Because it’s summer, because life has this gum-wrapper quality to it, because I’ve been immersed in the day-to-day responsibilities of the housekeeping, you might imagine what I noticed as I recently was reading the story of Jesus’ crucifixion and resurrection in the book of Luke. As Luke 23 concludes, we see Joseph of Arimathea claiming Jesus’ bloody and battered body from Pilate. This is his act of the housekeeping. He takes Jesus’ body down from the cross and wraps it in a shroud before placing it in his family’s tomb (v. 53). And who is there watching this tender act of love? The women, of course. And when they return from this private burial scene, what is the work they take up? The housekeeping, of course. “They returned and prepared spices and ointments,” (v. 56). I imagine this small group, shedding tears into their mortars, letting grief keep rhythm with their pestles. I imagine the motion of their hands as one small source of consolation, one solid promise that the world wasn’t only gum-wrappers and pen-less caps. I imagine their kitchen work, taken up in community, in the dread of the darkest day, and I think of the small comfort it must have been to end up here together, puzzling out what it had all meant that Jesus had breathed his last breath, that the sky had gone dark, that the temple curtain had been torn.

And then Luke 24 opens. The quiet desolation of a Sabbath with a buried Savior has ended, and the women hurry to the tomb with their spices. Did you catch that? It’s the housekeeping that brings them to the sight of miracle. They are the first to the tomb because they are the ones intent on properly embalming Jesus’ body. In other words, the housekeeping isn’t the menial work to get done before the real business of life begins. The housekeeping is the means for seeing Jesus.

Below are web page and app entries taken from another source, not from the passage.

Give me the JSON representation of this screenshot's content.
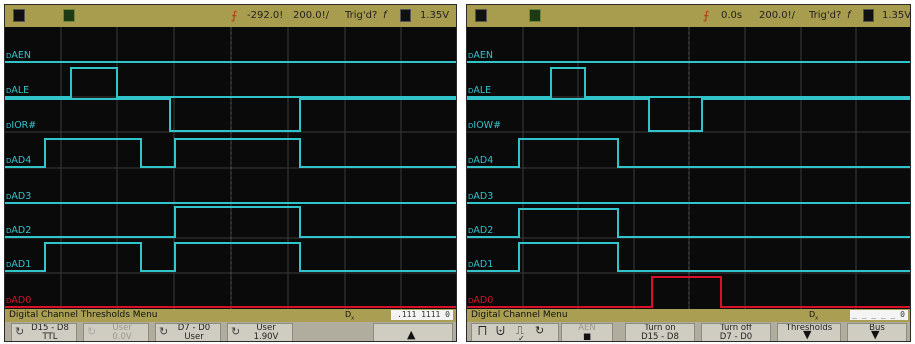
{
  "colors": {
    "background": "#0a0a0a",
    "status_bar": "#a89d4e",
    "trace": "#31c4ca",
    "ad0_trace": "#d8102a",
    "grid": "#3a3a3a",
    "trigger": "#b24b18"
  },
  "left": {
    "status": {
      "box1": "1",
      "box2": "2",
      "time": "-292.0!",
      "timebase": "200.0!/",
      "trig": "Trig'd?",
      "slope": "f",
      "chan": "1",
      "level": "1.35V"
    },
    "channels": [
      "AEN",
      "ALE",
      "IOR#",
      "AD4",
      "AD3",
      "AD2",
      "AD1",
      "AD0"
    ],
    "menu_title": "Digital Channel Thresholds Menu",
    "pattern": ".111 1111 0",
    "softkeys": [
      {
        "icon": "cycle-icon",
        "line1": "D15 - D8",
        "line2": "TTL",
        "dim": false
      },
      {
        "icon": "cycle-icon",
        "line1": "User",
        "line2": "0.0V",
        "dim": true
      },
      {
        "icon": "cycle-icon",
        "line1": "D7 - D0",
        "line2": "User",
        "dim": false
      },
      {
        "icon": "cycle-icon",
        "line1": "User",
        "line2": "1.90V",
        "dim": false
      },
      {
        "icon": "up-arrow-icon",
        "line1": "",
        "line2": "",
        "dim": false
      }
    ]
  },
  "right": {
    "status": {
      "box1": "1",
      "box2": "2",
      "time": "0.0s",
      "timebase": "200.0!/",
      "trig": "Trig'd?",
      "slope": "f",
      "chan": "1",
      "level": "1.35V"
    },
    "channels": [
      "AEN",
      "ALE",
      "IOW#",
      "AD4",
      "AD3",
      "AD2",
      "AD1",
      "AD0"
    ],
    "menu_title": "Digital Channel Menu",
    "pattern": "_ _ _ _ _ 0",
    "softkeys": [
      {
        "icon": "edge-icons",
        "line1": "",
        "line2": "",
        "dim": false
      },
      {
        "icon": "cycle-icon",
        "line1": "AEN",
        "line2": "■",
        "dim": true
      },
      {
        "icon": "",
        "line1": "Turn on",
        "line2": "D15 - D8",
        "dim": false
      },
      {
        "icon": "",
        "line1": "Turn off",
        "line2": "D7 - D0",
        "dim": false
      },
      {
        "icon": "down-arrow-icon",
        "line1": "Thresholds",
        "line2": "",
        "dim": false
      },
      {
        "icon": "down-arrow-icon",
        "line1": "Bus",
        "line2": "",
        "dim": false
      }
    ]
  }
}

And that encourages me. Summer is full of housekeeping, which means I’m not always getting done what feels most important to get done. But isn’t that just my foolish, naive way of seeing the world? Because when life turns upside down and shakes out like crumbs from the bottom of my purse, can’t I choose to believe that Jesus is there, too?

“Why do you seek the living among the dead?” the angel asked the women at the tomb. As was true in their case, it’s the housekeeping that can bring me to the sight of miracle.

The housekeeping of camp laundry. The housekeeping of afternoon driving lessons. The housekeeping of lobby waiting. The housekeeping of babysitting a friend’s son and hosting overnight guests.

Summer’s housekeeping, like ground spices, bring me to an empty tomb.